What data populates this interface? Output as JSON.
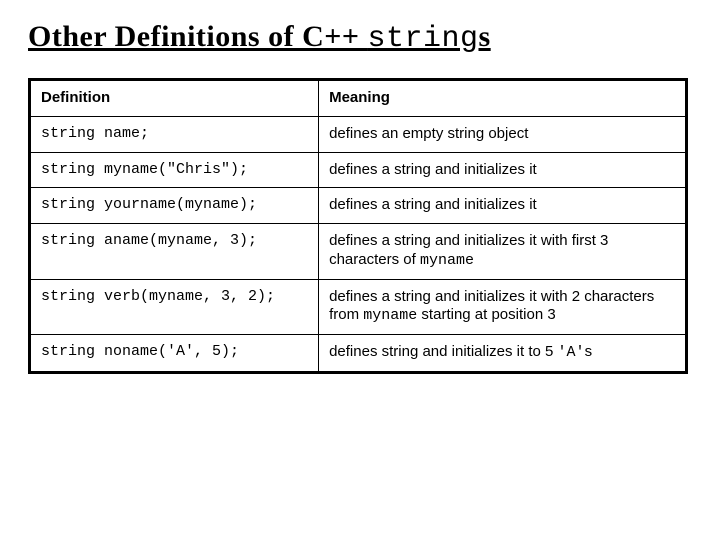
{
  "title_prefix": "Other Definitions of C++ ",
  "title_mono": "string",
  "title_suffix": "s",
  "headers": {
    "definition": "Definition",
    "meaning": "Meaning"
  },
  "rows": [
    {
      "definition": "string name;",
      "meaning_parts": [
        {
          "t": "text",
          "v": "defines an empty string object"
        }
      ]
    },
    {
      "definition": "string myname(\"Chris\");",
      "meaning_parts": [
        {
          "t": "text",
          "v": "defines a string and initializes it"
        }
      ]
    },
    {
      "definition": "string yourname(myname);",
      "meaning_parts": [
        {
          "t": "text",
          "v": "defines a string and initializes it"
        }
      ]
    },
    {
      "definition": "string aname(myname, 3);",
      "meaning_parts": [
        {
          "t": "text",
          "v": "defines a string and initializes it with first 3 characters of "
        },
        {
          "t": "code",
          "v": "myname"
        }
      ]
    },
    {
      "definition": "string verb(myname, 3, 2);",
      "meaning_parts": [
        {
          "t": "text",
          "v": "defines a string and initializes it with 2 characters from "
        },
        {
          "t": "code",
          "v": "myname"
        },
        {
          "t": "text",
          "v": " starting at position 3"
        }
      ]
    },
    {
      "definition": "string noname('A', 5);",
      "meaning_parts": [
        {
          "t": "text",
          "v": "defines string and initializes it to 5 "
        },
        {
          "t": "code",
          "v": "'A'"
        },
        {
          "t": "text",
          "v": "s"
        }
      ]
    }
  ]
}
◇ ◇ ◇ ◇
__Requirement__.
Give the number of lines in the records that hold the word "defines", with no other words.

__Task result__.
6